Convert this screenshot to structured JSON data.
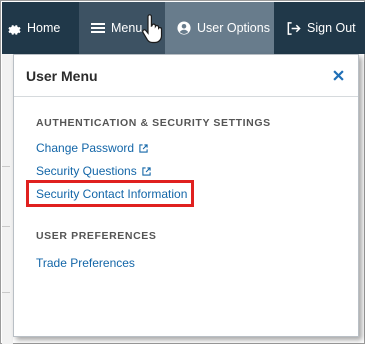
{
  "nav": {
    "home_label": "Home",
    "menu_label": "Menu",
    "user_options_label": "User Options",
    "sign_out_label": "Sign Out"
  },
  "menu_panel": {
    "title": "User Menu",
    "sections": [
      {
        "heading": "AUTHENTICATION & SECURITY SETTINGS",
        "links": [
          {
            "label": "Change Password",
            "external": true
          },
          {
            "label": "Security Questions",
            "external": true
          },
          {
            "label": "Security Contact Information",
            "external": false,
            "highlighted": true
          }
        ]
      },
      {
        "heading": "USER PREFERENCES",
        "links": [
          {
            "label": "Trade Preferences",
            "external": false
          }
        ]
      }
    ]
  },
  "colors": {
    "navbar": "#203849",
    "menu_active": "#3d5263",
    "user_options_bg": "#687c8c",
    "link": "#1366a8",
    "highlight": "#e0201f",
    "close_icon": "#1f6fb6"
  },
  "icons": {
    "home": "gear-icon",
    "menu": "hamburger-icon",
    "user_options": "user-circle-icon",
    "sign_out": "sign-out-icon",
    "cursor": "hand-pointer-icon",
    "close": "close-icon",
    "external": "external-link-icon"
  }
}
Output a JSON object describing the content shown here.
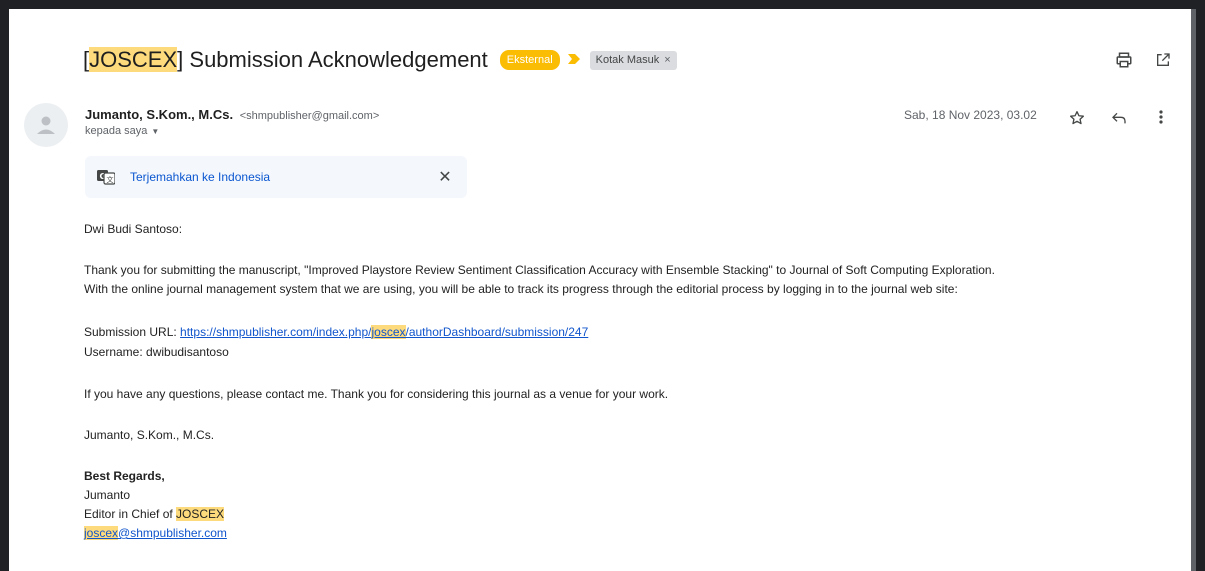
{
  "email": {
    "subject_highlight": "JOSCEX",
    "subject_rest": " Submission Acknowledgement",
    "labels": {
      "external": "Eksternal",
      "inbox": "Kotak Masuk",
      "inbox_remove": "×"
    },
    "sender": {
      "name": "Jumanto, S.Kom., M.Cs.",
      "email": "<shmpublisher@gmail.com>",
      "to_line": "kepada saya"
    },
    "date": "Sab, 18 Nov 2023, 03.02",
    "translate": {
      "link": "Terjemahkan ke Indonesia"
    }
  },
  "message": {
    "greeting": "Dwi Budi Santoso:",
    "para1_line1": "Thank you for submitting the manuscript, \"Improved Playstore Review Sentiment Classification Accuracy with Ensemble Stacking\" to Journal of Soft Computing Exploration.",
    "para1_line2": "With the online journal management system that we are using, you will be able to track its progress through the editorial process by logging in to the journal web site:",
    "url_label": "Submission URL: ",
    "url_part1": "https://shmpublisher.com/index.php/",
    "url_highlight": "joscex",
    "url_part2": "/authorDashboard/submission/247",
    "username_line": "Username: dwibudisantoso",
    "para3": "If you have any questions, please contact me. Thank you for considering this journal as a venue for your work.",
    "signoff_name": "Jumanto, S.Kom., M.Cs.",
    "regards": "Best Regards,",
    "sig_name": "Jumanto",
    "sig_role_prefix": "Editor in Chief of ",
    "sig_role_highlight": "JOSCEX",
    "sig_email_highlight": "joscex",
    "sig_email_rest": "@shmpublisher.com"
  },
  "colors": {
    "highlight": "#fddb7d",
    "external_label": "#fbbc04",
    "link": "#1155cc"
  }
}
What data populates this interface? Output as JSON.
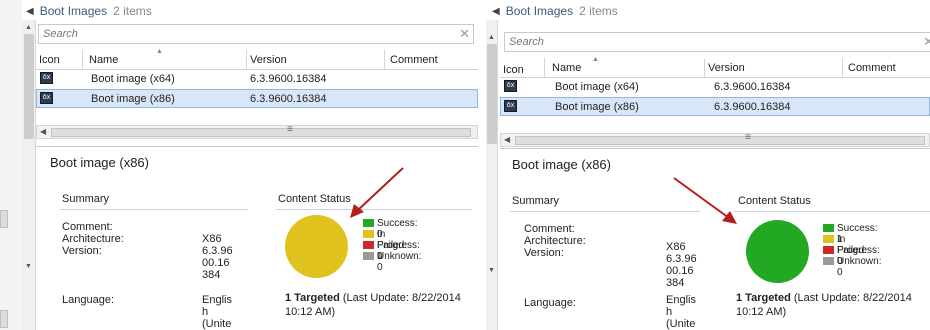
{
  "colors": {
    "success": "#22a822",
    "in_progress": "#e0c21e",
    "failed": "#cc2a2a",
    "unknown": "#999999",
    "selection": "#d9e6f7",
    "arrow": "#b51d1d"
  },
  "left": {
    "header": {
      "title": "Boot Images",
      "count": "2 items"
    },
    "search": {
      "placeholder": "Search"
    },
    "columns": {
      "icon": "Icon",
      "name": "Name",
      "version": "Version",
      "comment": "Comment"
    },
    "rows": [
      {
        "icon": "boot-image-icon",
        "name": "Boot image (x64)",
        "version": "6.3.9600.16384",
        "comment": ""
      },
      {
        "icon": "boot-image-icon",
        "name": "Boot image (x86)",
        "version": "6.3.9600.16384",
        "comment": ""
      }
    ],
    "detail": {
      "title": "Boot image (x86)",
      "summary_label": "Summary",
      "content_status_label": "Content Status",
      "fields": {
        "comment_label": "Comment:",
        "architecture_label": "Architecture:",
        "architecture_value": "X86",
        "version_label": "Version:",
        "version_lines": [
          "6.3.96",
          "00.16",
          "384"
        ],
        "language_label": "Language:",
        "language_lines": [
          "Englis",
          "h",
          "(Unite"
        ]
      },
      "legend": {
        "success": "Success: 0",
        "in_progress": "In Progress: 1",
        "failed": "Failed: 0",
        "unknown": "Unknown: 0"
      },
      "status": {
        "success": 0,
        "in_progress": 1,
        "failed": 0,
        "unknown": 0
      },
      "targeted_bold": "1 Targeted",
      "targeted_rest": " (Last Update: 8/22/2014",
      "targeted_time": "10:12 AM)"
    }
  },
  "right": {
    "header": {
      "title": "Boot Images",
      "count": "2 items"
    },
    "search": {
      "placeholder": "Search"
    },
    "columns": {
      "icon": "Icon",
      "name": "Name",
      "version": "Version",
      "comment": "Comment"
    },
    "rows": [
      {
        "icon": "boot-image-icon",
        "name": "Boot image (x64)",
        "version": "6.3.9600.16384",
        "comment": ""
      },
      {
        "icon": "boot-image-icon",
        "name": "Boot image (x86)",
        "version": "6.3.9600.16384",
        "comment": ""
      }
    ],
    "detail": {
      "title": "Boot image (x86)",
      "summary_label": "Summary",
      "content_status_label": "Content Status",
      "fields": {
        "comment_label": "Comment:",
        "architecture_label": "Architecture:",
        "architecture_value": "X86",
        "version_label": "Version:",
        "version_lines": [
          "6.3.96",
          "00.16",
          "384"
        ],
        "language_label": "Language:",
        "language_lines": [
          "Englis",
          "h",
          "(Unite"
        ]
      },
      "legend": {
        "success": "Success: 1",
        "in_progress": "In Progress: 0",
        "failed": "Failed: 0",
        "unknown": "Unknown: 0"
      },
      "status": {
        "success": 1,
        "in_progress": 0,
        "failed": 0,
        "unknown": 0
      },
      "targeted_bold": "1 Targeted",
      "targeted_rest": " (Last Update: 8/22/2014",
      "targeted_time": "10:12 AM)"
    }
  }
}
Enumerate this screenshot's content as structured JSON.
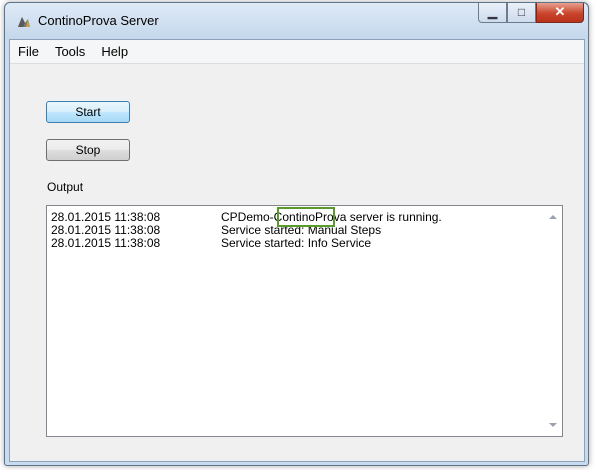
{
  "window": {
    "title": "ContinoProva Server",
    "icons": {
      "app": "app-logo-icon",
      "minimize": "minimize-icon",
      "maximize": "maximize-icon",
      "close": "close-icon"
    }
  },
  "menu": [
    {
      "label": "File"
    },
    {
      "label": "Tools"
    },
    {
      "label": "Help"
    }
  ],
  "buttons": {
    "start": "Start",
    "stop": "Stop"
  },
  "output": {
    "label": "Output",
    "entries": [
      {
        "time": "28.01.2015 11:38:08",
        "message": "CPDemo-ContinoProva server is running."
      },
      {
        "time": "28.01.2015 11:38:08",
        "message": "Service started: Manual Steps"
      },
      {
        "time": "28.01.2015 11:38:08",
        "message": "Service started: Info Service"
      }
    ]
  },
  "colors": {
    "highlight_border": "#5a9a2a",
    "window_frame": "#c9dbee",
    "close_button": "#c9452b"
  }
}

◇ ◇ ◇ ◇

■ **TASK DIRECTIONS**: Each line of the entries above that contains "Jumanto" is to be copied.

■ **EXERCISE RESPONSE**:
      "name": "Jumanto, S.Kom., M.Cs.",
    "signoff_name": "Jumanto, S.Kom., M.Cs.",
    "sig_name": "Jumanto",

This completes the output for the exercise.